In the last week I wrote about the house at 2825 Clark Drive and the family, Edith, Arthur and Willie Millachip who proudly stand in front of that house in 1913. I had purchased the card with this remarkable family scene in Prince Edward Island. After finding that the house was still standing (although now devoid of its handsome shingle style wood exterior ) readers helped me piece together their Vancouver story and find the Arlington Virginia branch of the Millachip family.
Sadly the Millachip name has died out with the demise of Arthur’s son Willie who died of tuberculosis at Tranquille B.C. at the age of 39, and with the death of Arthur’s brother John in World War One. Called “The Great War”, this conflict wiped out four members of this extended family~John Millachip and his brothers in law, George, Edmund and James Spencer.
We stand in the 21st century with not a lot of first hand stories of what happened in the First and Second World Wars. Those conflicts resulted in over 103,000 Canadian soldiers being killed with wounded soldiers numbering over 227,000. That’s the equivalent of the entire population of the city of Kingston Ontario being wiped out, and a population the size of Abbotsford B.C. being wounded. It was a devastating loss to the economy and to the social fabric of the country.
Richard Zeutenhorst in Arlington Virginia sent me the story of Arthur’s brother John Millachip. John had settled in Canada along with his brother Arthur. John was born in Britain in 1883 and immigrated to Canada in 1911. He had married Sylvia Frederick Webb in Winnipeg in 1911. John joined the Canadian Expeditionary Force for the Great War and was in France in 1915. In 1916 He was reported missing at the Battle of the Somme and his body was never found. His widow Sylvia was an active volunteer in Vancouver and remarried in 1924.
But it was not just Arthur’s brother that died in the First World War. Arthur’s younger sister Grace Emily Millachip had married Lieutenant George Spencer during the war, in 1915. George survived being torpedoed on a ship in February 1918 only to be fatally wounded on His Majesty’s Ship Iris in the raid on Zeebrugge. He died that day.
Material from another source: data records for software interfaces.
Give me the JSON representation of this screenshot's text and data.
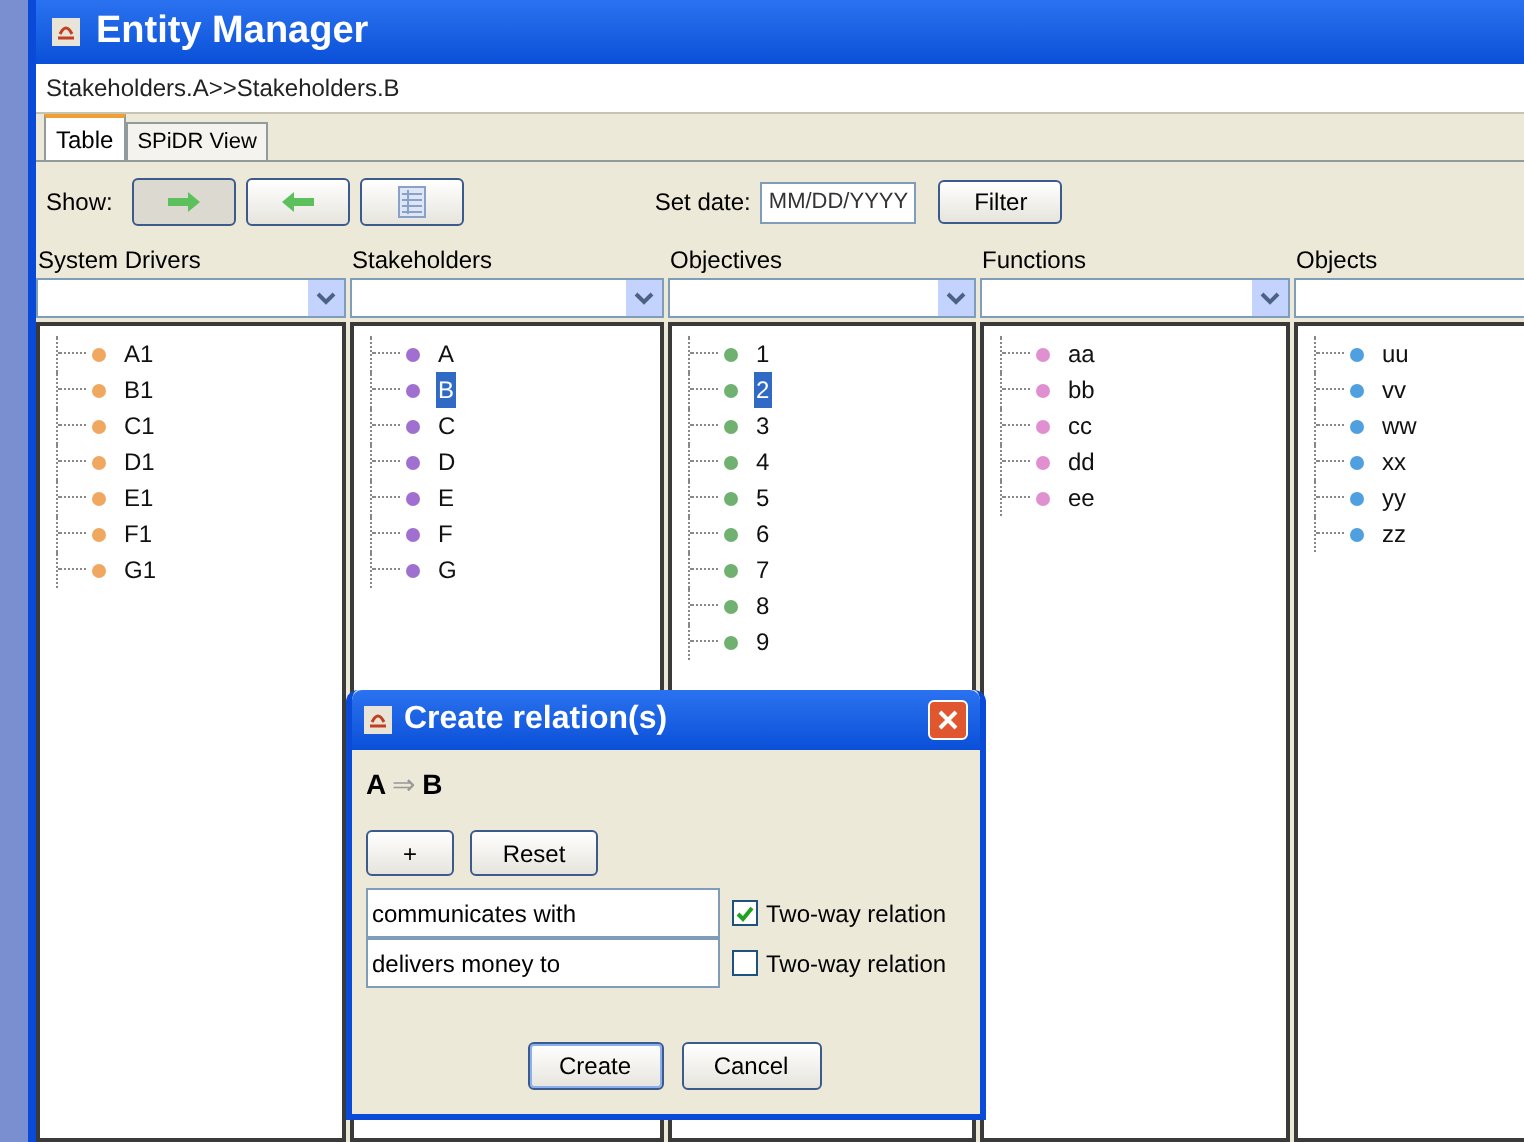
{
  "window": {
    "title": "Entity Manager"
  },
  "path": "Stakeholders.A>>Stakeholders.B",
  "tabs": [
    {
      "label": "Table",
      "selected": true
    },
    {
      "label": "SPiDR View",
      "selected": false
    }
  ],
  "toolbar": {
    "show_label": "Show:",
    "view_buttons": [
      {
        "kind": "forward",
        "selected": true
      },
      {
        "kind": "backward",
        "selected": false
      },
      {
        "kind": "table",
        "selected": false
      }
    ],
    "date_label": "Set date:",
    "date_placeholder": "MM/DD/YYYY",
    "filter_button": "Filter"
  },
  "columns": [
    {
      "header": "System Drivers",
      "color": "#f0a860",
      "items": [
        {
          "label": "A1",
          "selected": false
        },
        {
          "label": "B1",
          "selected": false
        },
        {
          "label": "C1",
          "selected": false
        },
        {
          "label": "D1",
          "selected": false
        },
        {
          "label": "E1",
          "selected": false
        },
        {
          "label": "F1",
          "selected": false
        },
        {
          "label": "G1",
          "selected": false
        }
      ]
    },
    {
      "header": "Stakeholders",
      "color": "#a070d0",
      "items": [
        {
          "label": "A",
          "selected": false
        },
        {
          "label": "B",
          "selected": true
        },
        {
          "label": "C",
          "selected": false
        },
        {
          "label": "D",
          "selected": false
        },
        {
          "label": "E",
          "selected": false
        },
        {
          "label": "F",
          "selected": false
        },
        {
          "label": "G",
          "selected": false
        }
      ]
    },
    {
      "header": "Objectives",
      "color": "#70b070",
      "items": [
        {
          "label": "1",
          "selected": false
        },
        {
          "label": "2",
          "selected": true
        },
        {
          "label": "3",
          "selected": false
        },
        {
          "label": "4",
          "selected": false
        },
        {
          "label": "5",
          "selected": false
        },
        {
          "label": "6",
          "selected": false
        },
        {
          "label": "7",
          "selected": false
        },
        {
          "label": "8",
          "selected": false
        },
        {
          "label": "9",
          "selected": false
        }
      ]
    },
    {
      "header": "Functions",
      "color": "#e090d0",
      "items": [
        {
          "label": "aa",
          "selected": false
        },
        {
          "label": "bb",
          "selected": false
        },
        {
          "label": "cc",
          "selected": false
        },
        {
          "label": "dd",
          "selected": false
        },
        {
          "label": "ee",
          "selected": false
        }
      ]
    },
    {
      "header": "Objects",
      "color": "#50a0e0",
      "items": [
        {
          "label": "uu",
          "selected": false
        },
        {
          "label": "vv",
          "selected": false
        },
        {
          "label": "ww",
          "selected": false
        },
        {
          "label": "xx",
          "selected": false
        },
        {
          "label": "yy",
          "selected": false
        },
        {
          "label": "zz",
          "selected": false
        }
      ]
    }
  ],
  "dialog": {
    "title": "Create relation(s)",
    "from": "A",
    "arrow": "⇒",
    "to": "B",
    "add_button": "+",
    "reset_button": "Reset",
    "relations": [
      {
        "value": "communicates with",
        "checked": true,
        "label": "Two-way relation"
      },
      {
        "value": "delivers money to",
        "checked": false,
        "label": "Two-way relation"
      }
    ],
    "create_button": "Create",
    "cancel_button": "Cancel"
  }
}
A month later, his widow Grace had a daughter named Iris, after the ship’s name.
George Spencer’s brother Edmund served with the Royal Field Artillery and was captured and held as a German Prisoner of War at the Giessen camp in Germany. He was released from military service in 1922 and died in 1936.
George’s youngest brother James was just 20 years old when he volunteered for World War One with the Lancashire Fusiliers. He was part of the landing and campaign at Gallipoli in Turkey, where over 500,000 soldiers were wounded and 110,000 soldiers died. James was wounded, recovered and was sent to France in 1918 where he was reported missing in April. He was taken wounded into a German Prisoner of War camp in Limburge an der Lahn, Hesse, Germany and died of his wounds 90 days later.
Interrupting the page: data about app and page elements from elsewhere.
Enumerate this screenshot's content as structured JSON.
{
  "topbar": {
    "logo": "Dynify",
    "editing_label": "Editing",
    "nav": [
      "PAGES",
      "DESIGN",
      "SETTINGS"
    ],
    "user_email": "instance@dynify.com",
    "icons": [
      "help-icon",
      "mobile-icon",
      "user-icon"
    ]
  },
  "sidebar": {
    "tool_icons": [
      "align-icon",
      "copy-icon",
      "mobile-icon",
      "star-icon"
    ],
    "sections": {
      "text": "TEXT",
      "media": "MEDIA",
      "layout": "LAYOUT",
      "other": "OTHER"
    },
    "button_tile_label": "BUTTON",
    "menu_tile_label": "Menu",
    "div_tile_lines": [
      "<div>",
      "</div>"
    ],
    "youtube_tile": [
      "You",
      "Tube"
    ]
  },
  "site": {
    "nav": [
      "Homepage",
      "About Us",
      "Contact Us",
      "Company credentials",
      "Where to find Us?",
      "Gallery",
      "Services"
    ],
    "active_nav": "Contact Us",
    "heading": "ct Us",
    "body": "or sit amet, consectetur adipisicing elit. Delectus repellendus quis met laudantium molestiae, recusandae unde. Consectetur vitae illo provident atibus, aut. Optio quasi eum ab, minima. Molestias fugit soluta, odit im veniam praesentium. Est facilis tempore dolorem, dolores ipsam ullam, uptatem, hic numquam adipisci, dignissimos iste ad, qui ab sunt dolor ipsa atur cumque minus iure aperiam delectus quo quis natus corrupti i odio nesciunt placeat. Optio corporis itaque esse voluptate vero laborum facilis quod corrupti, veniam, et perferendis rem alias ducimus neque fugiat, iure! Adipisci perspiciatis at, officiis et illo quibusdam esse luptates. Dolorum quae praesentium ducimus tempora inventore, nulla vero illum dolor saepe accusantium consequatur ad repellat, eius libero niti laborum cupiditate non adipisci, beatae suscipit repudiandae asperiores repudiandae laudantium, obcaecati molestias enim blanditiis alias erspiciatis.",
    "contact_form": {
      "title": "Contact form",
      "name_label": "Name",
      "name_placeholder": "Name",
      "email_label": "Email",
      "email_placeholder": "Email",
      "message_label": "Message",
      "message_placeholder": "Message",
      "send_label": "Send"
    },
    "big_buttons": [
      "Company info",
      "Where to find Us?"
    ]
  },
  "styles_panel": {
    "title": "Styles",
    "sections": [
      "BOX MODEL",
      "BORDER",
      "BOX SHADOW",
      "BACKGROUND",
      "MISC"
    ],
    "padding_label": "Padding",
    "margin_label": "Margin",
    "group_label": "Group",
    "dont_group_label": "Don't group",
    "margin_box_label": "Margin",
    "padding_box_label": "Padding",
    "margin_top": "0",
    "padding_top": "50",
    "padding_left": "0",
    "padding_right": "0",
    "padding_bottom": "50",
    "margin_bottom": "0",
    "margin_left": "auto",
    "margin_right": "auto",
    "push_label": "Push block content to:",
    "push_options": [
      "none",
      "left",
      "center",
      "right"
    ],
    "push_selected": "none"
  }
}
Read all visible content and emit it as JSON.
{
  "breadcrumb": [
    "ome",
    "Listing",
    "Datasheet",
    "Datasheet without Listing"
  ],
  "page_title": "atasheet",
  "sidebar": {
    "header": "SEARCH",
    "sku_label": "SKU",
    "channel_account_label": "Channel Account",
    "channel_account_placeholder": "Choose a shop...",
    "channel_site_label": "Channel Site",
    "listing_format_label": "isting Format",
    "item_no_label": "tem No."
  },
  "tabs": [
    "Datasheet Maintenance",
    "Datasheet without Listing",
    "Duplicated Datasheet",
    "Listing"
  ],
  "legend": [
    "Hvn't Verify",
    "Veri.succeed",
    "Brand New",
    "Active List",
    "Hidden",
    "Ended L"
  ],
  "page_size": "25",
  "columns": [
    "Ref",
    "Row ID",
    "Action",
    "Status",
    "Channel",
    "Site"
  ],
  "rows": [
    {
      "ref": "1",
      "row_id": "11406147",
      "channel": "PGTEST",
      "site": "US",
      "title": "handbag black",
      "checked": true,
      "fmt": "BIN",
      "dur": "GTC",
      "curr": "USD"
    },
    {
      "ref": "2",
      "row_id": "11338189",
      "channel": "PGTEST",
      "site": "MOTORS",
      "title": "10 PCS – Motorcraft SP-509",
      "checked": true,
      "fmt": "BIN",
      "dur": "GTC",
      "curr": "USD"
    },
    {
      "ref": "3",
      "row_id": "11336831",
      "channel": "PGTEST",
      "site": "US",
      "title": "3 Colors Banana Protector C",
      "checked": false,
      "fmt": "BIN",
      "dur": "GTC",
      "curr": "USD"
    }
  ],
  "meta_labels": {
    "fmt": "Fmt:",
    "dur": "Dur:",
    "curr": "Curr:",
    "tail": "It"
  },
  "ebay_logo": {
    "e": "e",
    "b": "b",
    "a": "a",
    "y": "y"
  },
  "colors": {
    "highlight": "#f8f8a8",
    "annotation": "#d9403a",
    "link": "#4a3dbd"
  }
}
There is a remarkable film of Iris, who was born in Britain during the First World War and served as a fireman during the Second World War at this link below. It describes in her own voice her life after the death of her father, how she met her husband during the Second World War, and how she settled in Ville Platte Louisiana to raise her own family. Iris passed away in 2009. You can watch the video by clicking this link.
At this time of year when we remember the losses and families that were and are torn apart by conflict and war, this story of resilience and forging ahead resonates clearly. Our job is to honour the way forward.
Images courtesy of R. Zeutenhorst